An article on Friday about a contractor who said in a 1998 memo that he had met with the United Nations Secretary General Kofi Annan, shortly before the contractor's company received a contract under the oil-for-food program for Iraq, but who then recanted the report, referred incorrectly to an earlier episode in which the man was reported to have recanted a statement. In March, the panel appointed by the United Nations to investigate the program reported that the man had changed his story of a conversation with Mr. Annan, saying that it was actually in 1996, not 1998. The report did not say the man changed his account to say that the conversation took place after Mr. Annan's son, Kojo, was no longer working for the company.

If this all seems laughably convoluted, that's because of the way the Times corrections department obscures what is really going on. Still, taking together Miller's article and the correction, one can see what she was implying: That the man was deliberately lying to somehow draw attention away from the Annan family.
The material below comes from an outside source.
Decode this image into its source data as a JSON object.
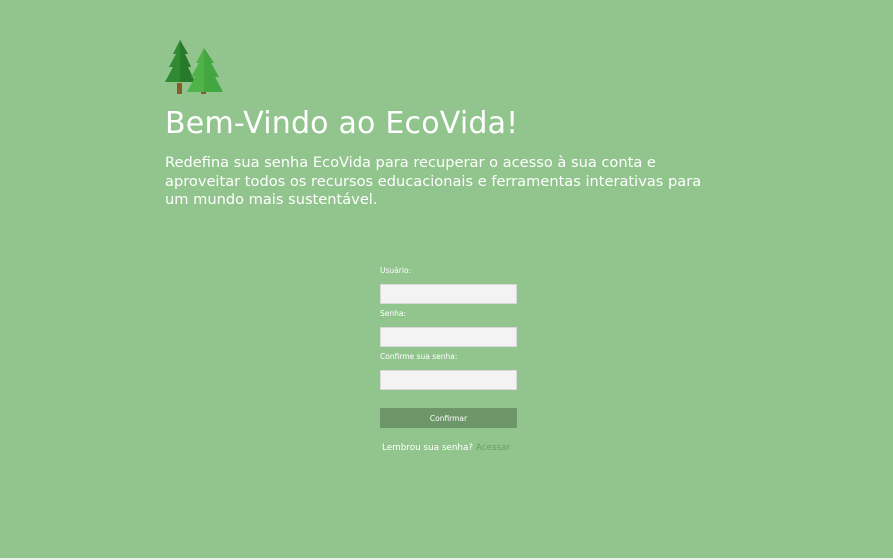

Yet, as the correction says, that is not what he was doing -- he was simply correcting a date.

After so many mistakes, it's becoming apparent to anyone (including perhaps the entire Times newsroom) that Miller is a problem. She's Inspector Clouseau turned loose by the Perle/Cheney gang, bumbling her way through a fragile and dangerous world, leaving reputations shredded, international relations damaged, and facts scattered far and wide. Why top management at an institution that is normally fierce about staff errors continues to tolerate this is a continuing mystery.

Russ Baker is a freelance journalist and essayist. He is currently involved with launching a nonprofit organization dedicated to revitalizing investigative journalism.